Therefore, decision makers in the White House will think more than once about China's response to any U.S. action, particularly after Beijing's threatened Western countries and the United States in particular on May 25, 2020, that it would not allow any external measures standing against the imposition of the National Security Law without an adequate response from the Chinese authorities. For example, after adopting the mentioned Law, the British Government announced that it would facilitate some measures allowing 3 million Hong Kong residents to be granted the British citizenship, the Chinese Embassy in London immediately responded that Beijing would take appropriate measures to prevent the province's residents’ immigration to Britain.
The law includes establishing a national security body that is directly affiliated with Beijing, which considers foreign statements denouncing the substance of the Law and its applied dimensions as blatant interference in the country's internal affairs. This body will serve as a cell to oversee any state of emergency contained in the law.
New hotbed of tension in the South China Sea
In addition to Hong Kong's international economic position, which has been affected by rising U.S.-Chinese tension, the province's geographical location is an extra new hotbed of tension in the south China Sea region, which is experiencing considerable instability due to the disagreement between China on the one hand, and Taiwan, Malaysia, Vietnam, the Philippines and Brunei on the other, regarding the partition of maritime borders. China claims control over 90% of the sea area under the pretext of defending its maritime rights and national sovereignty. tensions rose to a maximum in 2015 after Chinese forces detected a U.S. spy plane flying over one of China's artificial islands under construction there.
Tensions increased again on July 5, 2020 when Admiral George M. Wykoff announced sending the two aircraft carriers “Ronald Reagan” and “Nimitz” for military exercises there, which they understood as a response to military maneuvers by Chinese naval forces, with China launching military maneuvers in the Gulf of Aden the following day in response to U.S. provocation.
The U.S. military exercises were a message to its allies that it undertakes to maintain security and stability in the region between the Pacific and Indian oceans, in Wykoff's words, but it may be a message to Beijing not to take advantage of the National Security Law imposed on Hong Kong by intensifying military activities using the entire coast of the province bordering the South China Sea.
For China’s mainland, Hong Kong's economic importance has diminished, but this does not mean overlooking it, but rather improving it to become linked with the Chinese economy as a whole. In other words, the Chinese central government is seeking to deprivatize the province to draw attention to the diversity of development and investment options on the Chinese mainland. Another important part is Beijing's quest to eliminate any attempt calling for supporting Hong Kong's independence, because of the enormous threat to its vital sphere and interests in the resource-rich South China Sea, through which nearly $5 trillion of commercial goods passes annually.

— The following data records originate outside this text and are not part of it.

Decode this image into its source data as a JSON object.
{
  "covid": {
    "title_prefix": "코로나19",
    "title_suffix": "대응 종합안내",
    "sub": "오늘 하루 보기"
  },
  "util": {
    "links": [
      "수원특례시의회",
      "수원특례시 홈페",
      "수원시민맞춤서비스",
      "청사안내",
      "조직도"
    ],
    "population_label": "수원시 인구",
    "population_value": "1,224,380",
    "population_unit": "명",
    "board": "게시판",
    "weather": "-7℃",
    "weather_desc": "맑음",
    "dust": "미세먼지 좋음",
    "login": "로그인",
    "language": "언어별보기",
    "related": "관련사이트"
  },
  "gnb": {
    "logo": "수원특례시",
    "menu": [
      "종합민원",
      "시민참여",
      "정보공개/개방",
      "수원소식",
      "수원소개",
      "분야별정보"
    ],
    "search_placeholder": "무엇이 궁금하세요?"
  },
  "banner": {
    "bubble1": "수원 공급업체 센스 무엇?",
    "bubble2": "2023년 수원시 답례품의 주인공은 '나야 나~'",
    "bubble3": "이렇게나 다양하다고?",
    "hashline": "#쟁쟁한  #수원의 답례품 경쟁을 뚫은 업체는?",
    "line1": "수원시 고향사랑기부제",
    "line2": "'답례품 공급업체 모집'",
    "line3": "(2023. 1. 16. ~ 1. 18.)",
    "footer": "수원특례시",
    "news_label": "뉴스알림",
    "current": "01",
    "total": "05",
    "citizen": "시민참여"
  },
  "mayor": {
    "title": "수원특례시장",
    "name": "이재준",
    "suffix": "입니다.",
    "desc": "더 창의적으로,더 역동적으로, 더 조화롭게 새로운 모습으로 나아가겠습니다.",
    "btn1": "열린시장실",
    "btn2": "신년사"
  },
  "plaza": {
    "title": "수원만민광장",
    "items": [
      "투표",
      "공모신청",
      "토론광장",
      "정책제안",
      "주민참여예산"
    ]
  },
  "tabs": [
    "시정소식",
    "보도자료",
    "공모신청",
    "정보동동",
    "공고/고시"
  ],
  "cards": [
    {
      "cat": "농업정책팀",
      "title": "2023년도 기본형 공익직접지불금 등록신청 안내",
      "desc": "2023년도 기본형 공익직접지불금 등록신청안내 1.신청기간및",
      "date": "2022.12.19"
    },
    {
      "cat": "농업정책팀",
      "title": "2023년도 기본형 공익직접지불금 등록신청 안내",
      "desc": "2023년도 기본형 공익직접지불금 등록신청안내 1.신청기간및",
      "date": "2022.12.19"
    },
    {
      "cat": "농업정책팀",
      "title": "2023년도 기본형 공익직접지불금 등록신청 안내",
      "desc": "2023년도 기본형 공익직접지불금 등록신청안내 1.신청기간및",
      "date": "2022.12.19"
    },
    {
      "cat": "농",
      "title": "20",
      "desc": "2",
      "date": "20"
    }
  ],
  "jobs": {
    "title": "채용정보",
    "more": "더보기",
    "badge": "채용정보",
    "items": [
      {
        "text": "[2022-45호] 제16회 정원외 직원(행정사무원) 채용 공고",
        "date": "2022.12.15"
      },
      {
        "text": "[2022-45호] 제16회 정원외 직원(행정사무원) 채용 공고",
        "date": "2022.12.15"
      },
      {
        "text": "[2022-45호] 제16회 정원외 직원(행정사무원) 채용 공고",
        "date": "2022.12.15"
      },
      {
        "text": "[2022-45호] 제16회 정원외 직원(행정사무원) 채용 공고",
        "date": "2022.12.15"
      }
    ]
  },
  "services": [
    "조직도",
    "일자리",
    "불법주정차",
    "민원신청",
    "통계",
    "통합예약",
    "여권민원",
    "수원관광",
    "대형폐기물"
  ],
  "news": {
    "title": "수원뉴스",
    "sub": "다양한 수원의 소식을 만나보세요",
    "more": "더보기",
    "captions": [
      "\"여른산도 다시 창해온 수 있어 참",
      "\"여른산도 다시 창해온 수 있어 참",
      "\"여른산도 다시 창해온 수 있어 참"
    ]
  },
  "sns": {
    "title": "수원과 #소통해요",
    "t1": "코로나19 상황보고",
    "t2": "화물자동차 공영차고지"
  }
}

In conclusion, it can be said that the National Security Law is at a difficult stage to be challenged, in order to avoid exacerbating the global economic situation, which is suffering greatly because of the novel “coronavirus” outbreak. This does not only mean that political and diplomatic tensions will be intensified, but will also be felt between East and West. However, the parties of this tension will seek to spare economic relations any negative repercussions they may have.